• _Listed records_
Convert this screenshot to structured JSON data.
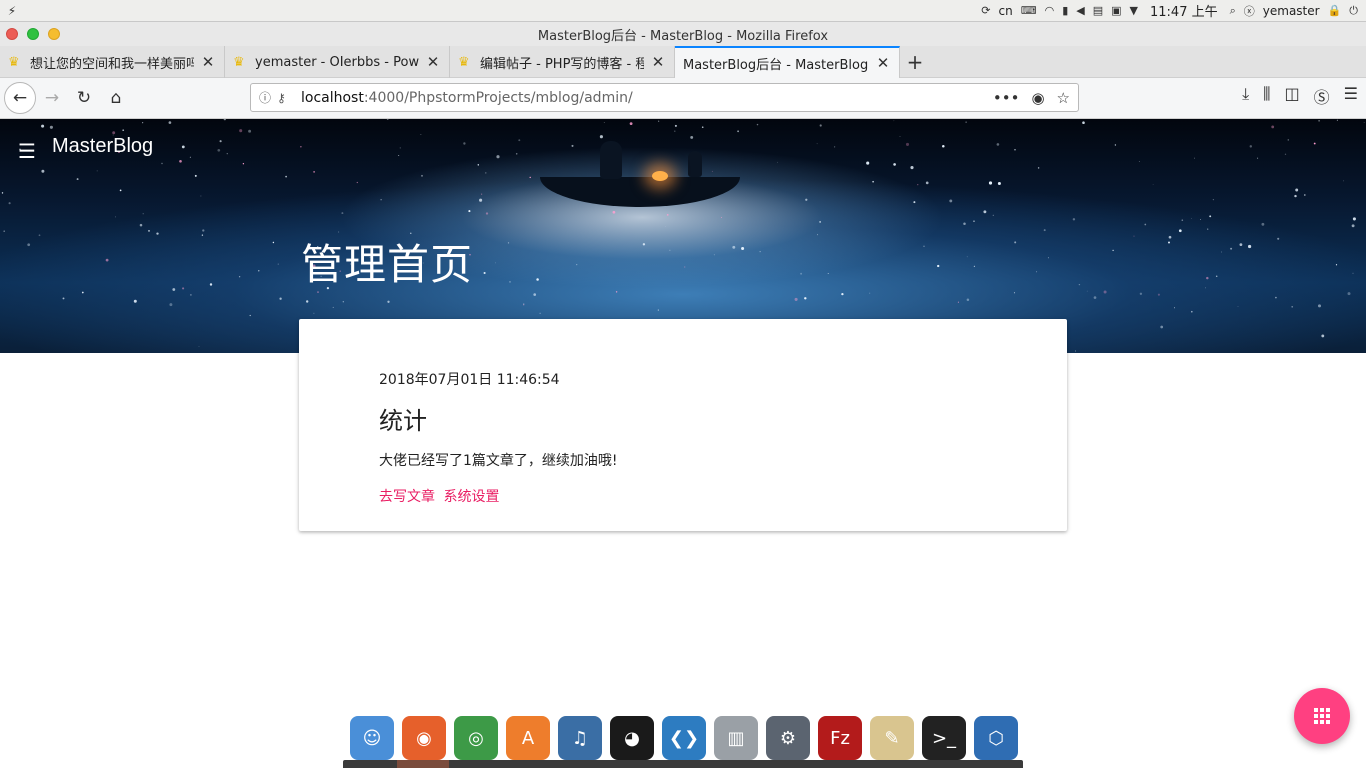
{
  "system_bar": {
    "input_method": "cn",
    "clock": "11:47 上午",
    "username": "yemaster"
  },
  "window": {
    "title": "MasterBlog后台 - MasterBlog - Mozilla Firefox"
  },
  "tabs": [
    {
      "label": "想让您的空间和我一样美丽吗",
      "active": false
    },
    {
      "label": "yemaster - OIerbbs - Powe",
      "active": false
    },
    {
      "label": "编辑帖子 - PHP写的博客 - 程",
      "active": false
    },
    {
      "label": "MasterBlog后台 - MasterBlog",
      "active": true
    }
  ],
  "address_bar": {
    "host": "localhost",
    "path": ":4000/PhpstormProjects/mblog/admin/"
  },
  "page": {
    "brand": "MasterBlog",
    "title": "管理首页",
    "card": {
      "date": "2018年07月01日 11:46:54",
      "heading": "统计",
      "stat": "大佬已经写了1篇文章了，继续加油哦!",
      "links": {
        "write": "去写文章",
        "settings": "系统设置"
      }
    }
  },
  "colors": {
    "accent_link": "#e91e63",
    "fab": "#ff4081"
  },
  "dock": [
    {
      "name": "finder",
      "color": "#4a8fd8"
    },
    {
      "name": "firefox",
      "color": "#e6602b"
    },
    {
      "name": "chrome",
      "color": "#3d9a47"
    },
    {
      "name": "app-store",
      "color": "#ee7d2c"
    },
    {
      "name": "music",
      "color": "#3a6ea5"
    },
    {
      "name": "qq",
      "color": "#1a1a1a"
    },
    {
      "name": "vscode",
      "color": "#2d7cc1"
    },
    {
      "name": "trash",
      "color": "#9aa0a6"
    },
    {
      "name": "system-settings",
      "color": "#5b6470"
    },
    {
      "name": "filezilla",
      "color": "#b31b1b"
    },
    {
      "name": "text-editor",
      "color": "#d9c58f"
    },
    {
      "name": "terminal",
      "color": "#222222"
    },
    {
      "name": "virtualbox",
      "color": "#2f6db3"
    }
  ]
}
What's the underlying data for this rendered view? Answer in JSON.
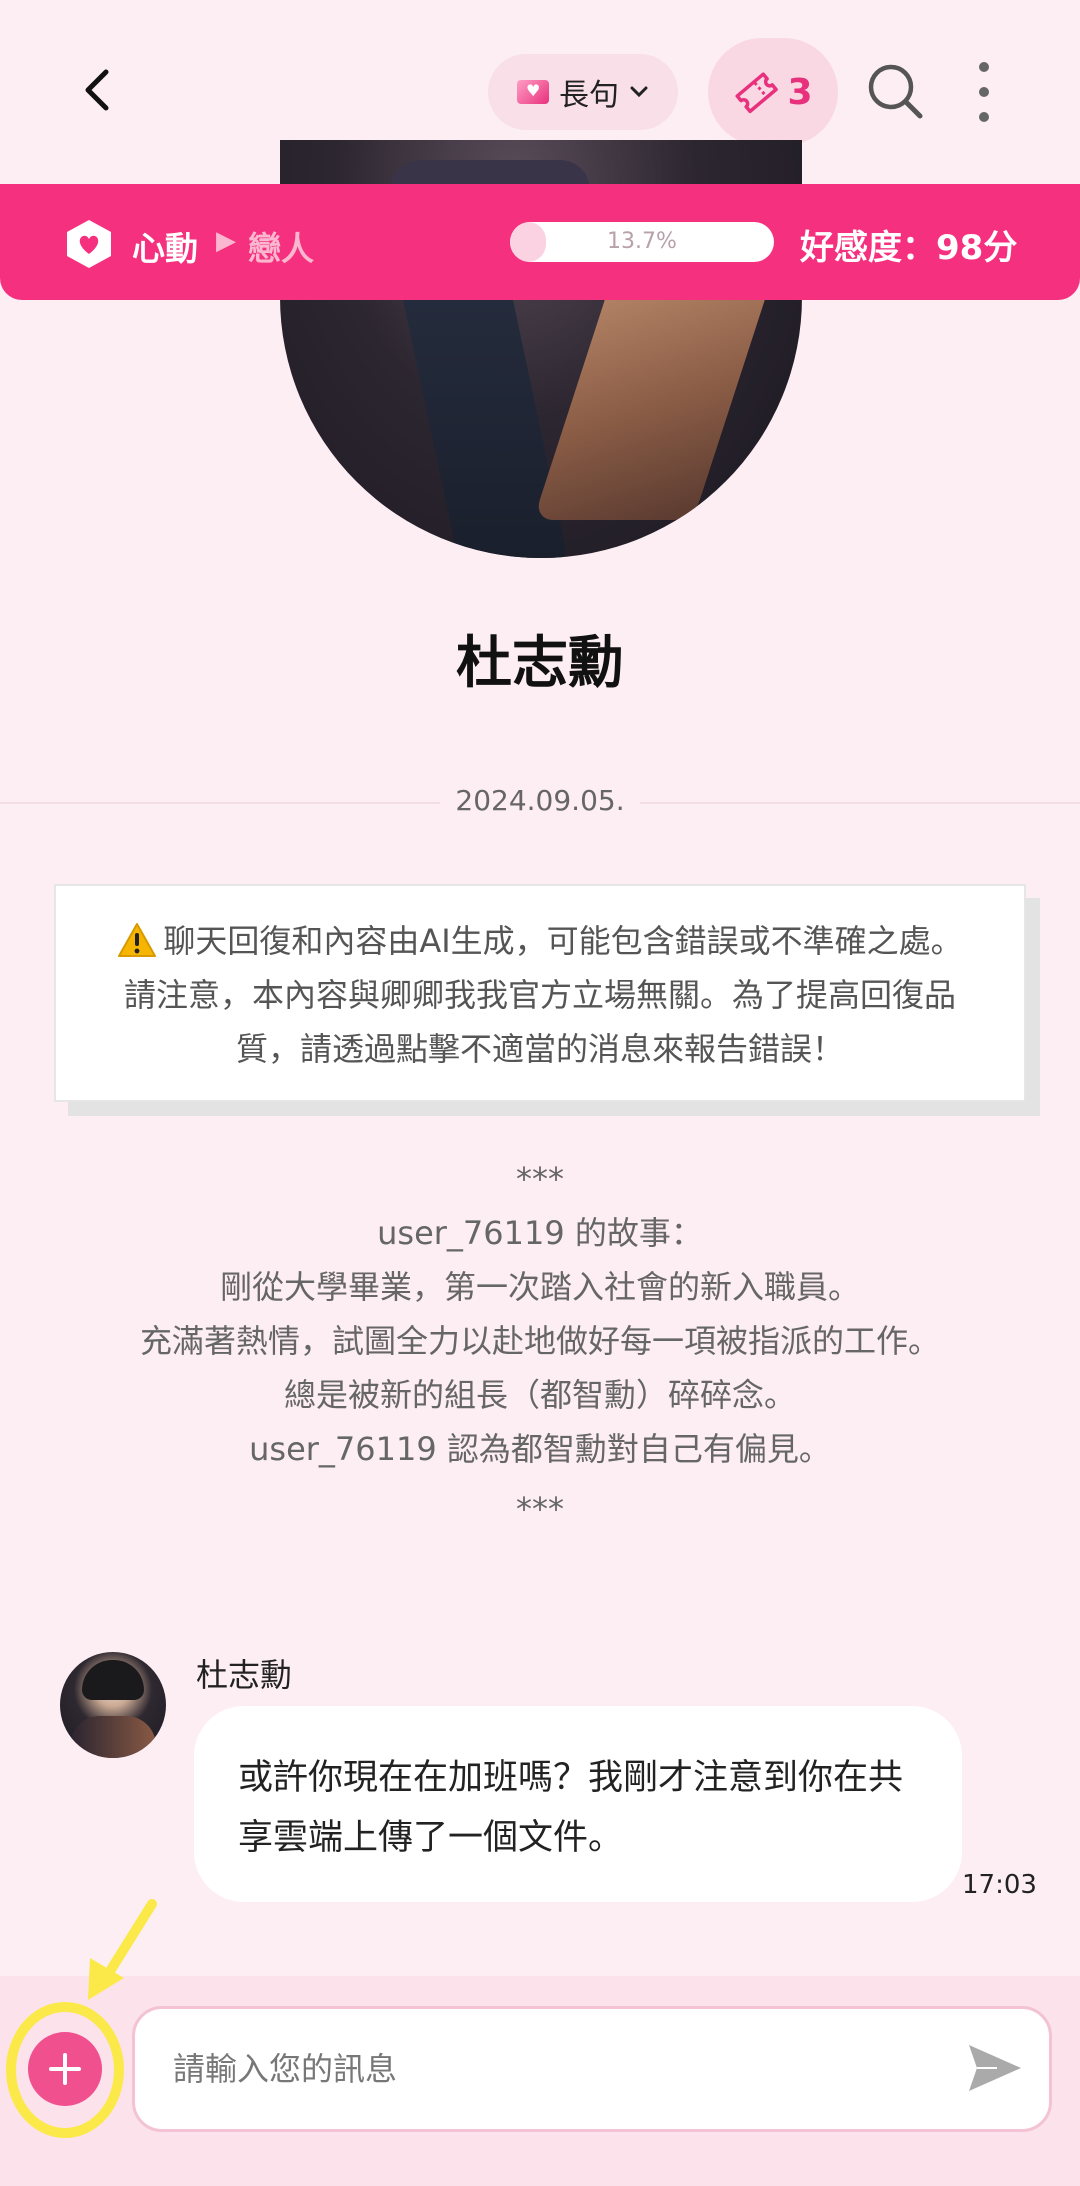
{
  "header": {
    "mode_label": "長句",
    "ticket_count": "3"
  },
  "relation": {
    "stage_current": "心動",
    "stage_next": "戀人",
    "progress_text": "13.7%",
    "progress_value": 0.137,
    "favor_text": "好感度：98分",
    "bar_color": "#f5317f"
  },
  "character": {
    "name": "杜志勳"
  },
  "chat": {
    "date": "2024.09.05.",
    "notice": "聊天回復和內容由AI生成，可能包含錯誤或不準確之處。請注意，本內容與卿卿我我官方立場無關。為了提高回復品質，請透過點擊不適當的消息來報告錯誤！",
    "story": {
      "stars_top": "***",
      "title": "user_76119 的故事：",
      "line1": "剛從大學畢業，第一次踏入社會的新入職員。",
      "line2": "充滿著熱情，試圖全力以赴地做好每一項被指派的工作。",
      "line3": "總是被新的組長（都智勳）碎碎念。",
      "line4": "user_76119 認為都智勳對自己有偏見。",
      "stars_bottom": "***"
    },
    "messages": [
      {
        "sender": "杜志勳",
        "text": "或許你現在在加班嗎？我剛才注意到你在共享雲端上傳了一個文件。",
        "time": "17:03"
      }
    ]
  },
  "composer": {
    "placeholder": "請輸入您的訊息",
    "value": ""
  },
  "colors": {
    "accent": "#f5317f",
    "background": "#fdeef4",
    "annotation": "#fbe94a"
  }
}
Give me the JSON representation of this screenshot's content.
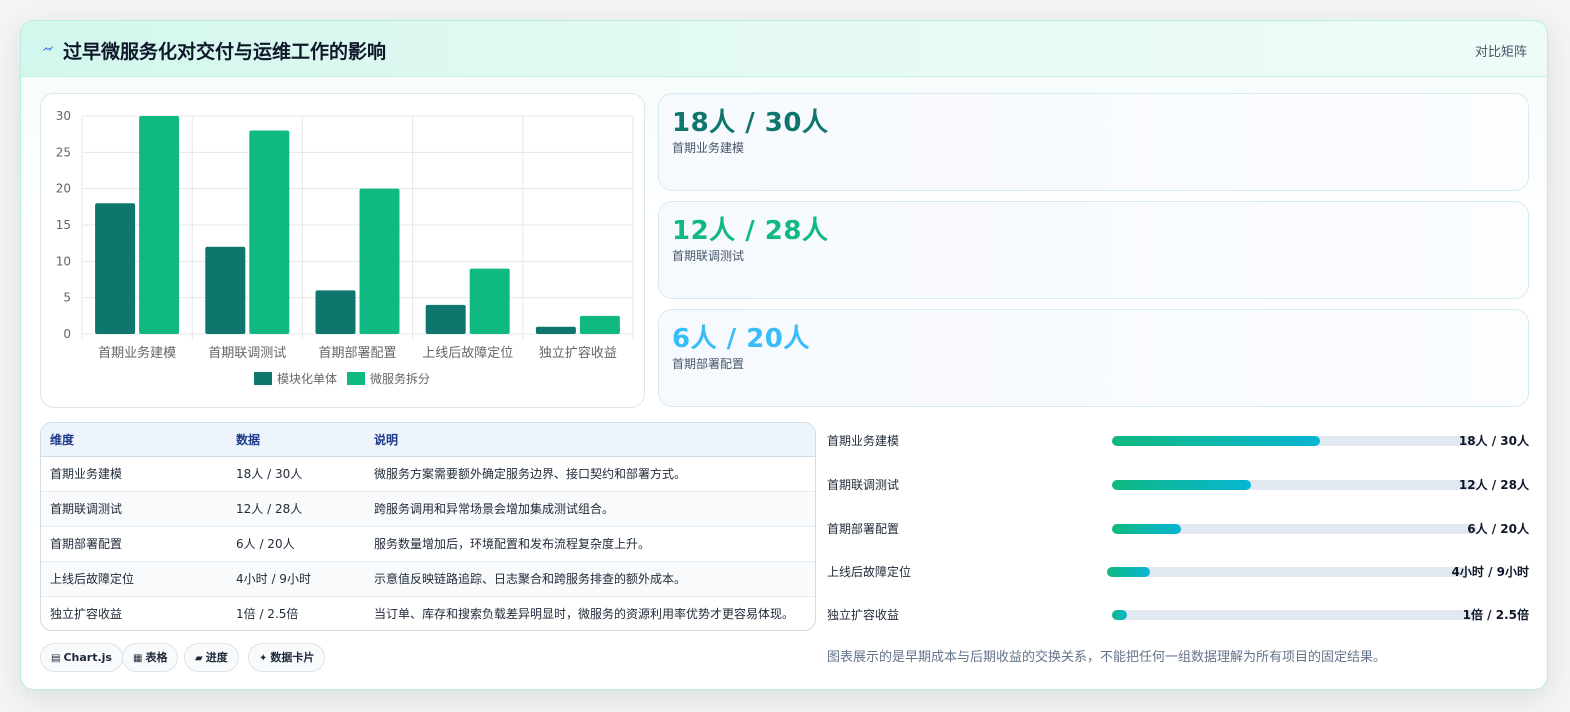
{
  "header": {
    "title": "过早微服务化对交付与运维工作的影响",
    "mode_label": "对比矩阵",
    "icon": "lightning-icon"
  },
  "chart_data": {
    "type": "bar",
    "categories": [
      "首期业务建模",
      "首期联调测试",
      "首期部署配置",
      "上线后故障定位",
      "独立扩容收益"
    ],
    "series": [
      {
        "name": "模块化单体",
        "values": [
          18,
          12,
          6,
          4,
          1
        ],
        "color": "#0f766e"
      },
      {
        "name": "微服务拆分",
        "values": [
          30,
          28,
          20,
          9,
          2.5
        ],
        "color": "#10b981"
      }
    ],
    "ylim": [
      0,
      30
    ],
    "yticks": [
      0,
      5,
      10,
      15,
      20,
      25,
      30
    ],
    "grid": true,
    "legend": "bottom"
  },
  "stats": [
    {
      "value": "18人 / 30人",
      "label": "首期业务建模",
      "color": "#0f766e"
    },
    {
      "value": "12人 / 28人",
      "label": "首期联调测试",
      "color": "#10b981"
    },
    {
      "value": "6人 / 20人",
      "label": "首期部署配置",
      "color": "#38bdf8"
    }
  ],
  "table": {
    "headers": [
      "维度",
      "数据",
      "说明"
    ],
    "rows": [
      [
        "首期业务建模",
        "18人 / 30人",
        "微服务方案需要额外确定服务边界、接口契约和部署方式。"
      ],
      [
        "首期联调测试",
        "12人 / 28人",
        "跨服务调用和异常场景会增加集成测试组合。"
      ],
      [
        "首期部署配置",
        "6人 / 20人",
        "服务数量增加后，环境配置和发布流程复杂度上升。"
      ],
      [
        "上线后故障定位",
        "4小时 / 9小时",
        "示意值反映链路追踪、日志聚合和跨服务排查的额外成本。"
      ],
      [
        "独立扩容收益",
        "1倍 / 2.5倍",
        "当订单、库存和搜索负载差异明显时，微服务的资源利用率优势才更容易体现。"
      ]
    ]
  },
  "progress": [
    {
      "label": "首期业务建模",
      "value": "18人 / 30人",
      "fraction": 0.57
    },
    {
      "label": "首期联调测试",
      "value": "12人 / 28人",
      "fraction": 0.38
    },
    {
      "label": "首期部署配置",
      "value": "6人 / 20人",
      "fraction": 0.19
    },
    {
      "label": "上线后故障定位",
      "value": "4小时 / 9小时",
      "fraction": 0.12
    },
    {
      "label": "独立扩容收益",
      "value": "1倍 / 2.5倍",
      "fraction": 0.04
    }
  ],
  "note": "图表展示的是早期成本与后期收益的交换关系，不能把任何一组数据理解为所有项目的固定结果。",
  "tags": [
    {
      "icon": "▤",
      "icon_name": "chart-icon",
      "label": "Chart.js"
    },
    {
      "icon": "▦",
      "icon_name": "table-icon",
      "label": "表格"
    },
    {
      "icon": "▰",
      "icon_name": "progress-icon",
      "label": "进度"
    },
    {
      "icon": "✦",
      "icon_name": "sparkle-icon",
      "label": "数据卡片"
    }
  ]
}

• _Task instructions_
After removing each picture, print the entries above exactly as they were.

• _Response to the exercise_
Convert this screenshot to structured JSON data.
{
  "system_bar": {
    "input_method": "cn",
    "clock": "11:47 上午",
    "username": "yemaster"
  },
  "window": {
    "title": "MasterBlog后台 - MasterBlog - Mozilla Firefox"
  },
  "tabs": [
    {
      "label": "想让您的空间和我一样美丽吗",
      "active": false
    },
    {
      "label": "yemaster - OIerbbs - Powe",
      "active": false
    },
    {
      "label": "编辑帖子 - PHP写的博客 - 程",
      "active": false
    },
    {
      "label": "MasterBlog后台 - MasterBlog",
      "active": true
    }
  ],
  "address_bar": {
    "host": "localhost",
    "path": ":4000/PhpstormProjects/mblog/admin/"
  },
  "page": {
    "brand": "MasterBlog",
    "title": "管理首页",
    "card": {
      "date": "2018年07月01日 11:46:54",
      "heading": "统计",
      "stat": "大佬已经写了1篇文章了，继续加油哦!",
      "links": {
        "write": "去写文章",
        "settings": "系统设置"
      }
    }
  },
  "colors": {
    "accent_link": "#e91e63",
    "fab": "#ff4081"
  },
  "dock": [
    {
      "name": "finder",
      "color": "#4a8fd8"
    },
    {
      "name": "firefox",
      "color": "#e6602b"
    },
    {
      "name": "chrome",
      "color": "#3d9a47"
    },
    {
      "name": "app-store",
      "color": "#ee7d2c"
    },
    {
      "name": "music",
      "color": "#3a6ea5"
    },
    {
      "name": "qq",
      "color": "#1a1a1a"
    },
    {
      "name": "vscode",
      "color": "#2d7cc1"
    },
    {
      "name": "trash",
      "color": "#9aa0a6"
    },
    {
      "name": "system-settings",
      "color": "#5b6470"
    },
    {
      "name": "filezilla",
      "color": "#b31b1b"
    },
    {
      "name": "text-editor",
      "color": "#d9c58f"
    },
    {
      "name": "terminal",
      "color": "#222222"
    },
    {
      "name": "virtualbox",
      "color": "#2f6db3"
    }
  ]
}
What's the underlying data for this rendered view? Answer in JSON.
{
  "header": {
    "mode_label": "長句",
    "ticket_count": "3"
  },
  "relation": {
    "stage_current": "心動",
    "stage_next": "戀人",
    "progress_text": "13.7%",
    "progress_value": 0.137,
    "favor_text": "好感度：98分",
    "bar_color": "#f5317f"
  },
  "character": {
    "name": "杜志勳"
  },
  "chat": {
    "date": "2024.09.05.",
    "notice": "聊天回復和內容由AI生成，可能包含錯誤或不準確之處。請注意，本內容與卿卿我我官方立場無關。為了提高回復品質，請透過點擊不適當的消息來報告錯誤！",
    "story": {
      "stars_top": "***",
      "title": "user_76119 的故事：",
      "line1": "剛從大學畢業，第一次踏入社會的新入職員。",
      "line2": "充滿著熱情，試圖全力以赴地做好每一項被指派的工作。",
      "line3": "總是被新的組長（都智勳）碎碎念。",
      "line4": "user_76119 認為都智勳對自己有偏見。",
      "stars_bottom": "***"
    },
    "messages": [
      {
        "sender": "杜志勳",
        "text": "或許你現在在加班嗎？我剛才注意到你在共享雲端上傳了一個文件。",
        "time": "17:03"
      }
    ]
  },
  "composer": {
    "placeholder": "請輸入您的訊息",
    "value": ""
  },
  "colors": {
    "accent": "#f5317f",
    "background": "#fdeef4",
    "annotation": "#fbe94a"
  }
}
Give me the JSON representation of this screenshot's content.
{
  "header": {
    "title": "过早微服务化对交付与运维工作的影响",
    "mode_label": "对比矩阵",
    "icon": "lightning-icon"
  },
  "chart_data": {
    "type": "bar",
    "categories": [
      "首期业务建模",
      "首期联调测试",
      "首期部署配置",
      "上线后故障定位",
      "独立扩容收益"
    ],
    "series": [
      {
        "name": "模块化单体",
        "values": [
          18,
          12,
          6,
          4,
          1
        ],
        "color": "#0f766e"
      },
      {
        "name": "微服务拆分",
        "values": [
          30,
          28,
          20,
          9,
          2.5
        ],
        "color": "#10b981"
      }
    ],
    "ylim": [
      0,
      30
    ],
    "yticks": [
      0,
      5,
      10,
      15,
      20,
      25,
      30
    ],
    "grid": true,
    "legend": "bottom"
  },
  "stats": [
    {
      "value": "18人 / 30人",
      "label": "首期业务建模",
      "color": "#0f766e"
    },
    {
      "value": "12人 / 28人",
      "label": "首期联调测试",
      "color": "#10b981"
    },
    {
      "value": "6人 / 20人",
      "label": "首期部署配置",
      "color": "#38bdf8"
    }
  ],
  "table": {
    "headers": [
      "维度",
      "数据",
      "说明"
    ],
    "rows": [
      [
        "首期业务建模",
        "18人 / 30人",
        "微服务方案需要额外确定服务边界、接口契约和部署方式。"
      ],
      [
        "首期联调测试",
        "12人 / 28人",
        "跨服务调用和异常场景会增加集成测试组合。"
      ],
      [
        "首期部署配置",
        "6人 / 20人",
        "服务数量增加后，环境配置和发布流程复杂度上升。"
      ],
      [
        "上线后故障定位",
        "4小时 / 9小时",
        "示意值反映链路追踪、日志聚合和跨服务排查的额外成本。"
      ],
      [
        "独立扩容收益",
        "1倍 / 2.5倍",
        "当订单、库存和搜索负载差异明显时，微服务的资源利用率优势才更容易体现。"
      ]
    ]
  },
  "progress": [
    {
      "label": "首期业务建模",
      "value": "18人 / 30人",
      "fraction": 0.57
    },
    {
      "label": "首期联调测试",
      "value": "12人 / 28人",
      "fraction": 0.38
    },
    {
      "label": "首期部署配置",
      "value": "6人 / 20人",
      "fraction": 0.19
    },
    {
      "label": "上线后故障定位",
      "value": "4小时 / 9小时",
      "fraction": 0.12
    },
    {
      "label": "独立扩容收益",
      "value": "1倍 / 2.5倍",
      "fraction": 0.04
    }
  ],
  "note": "图表展示的是早期成本与后期收益的交换关系，不能把任何一组数据理解为所有项目的固定结果。",
  "tags": [
    {
      "icon": "▤",
      "icon_name": "chart-icon",
      "label": "Chart.js"
    },
    {
      "icon": "▦",
      "icon_name": "table-icon",
      "label": "表格"
    },
    {
      "icon": "▰",
      "icon_name": "progress-icon",
      "label": "进度"
    },
    {
      "icon": "✦",
      "icon_name": "sparkle-icon",
      "label": "数据卡片"
    }
  ]
}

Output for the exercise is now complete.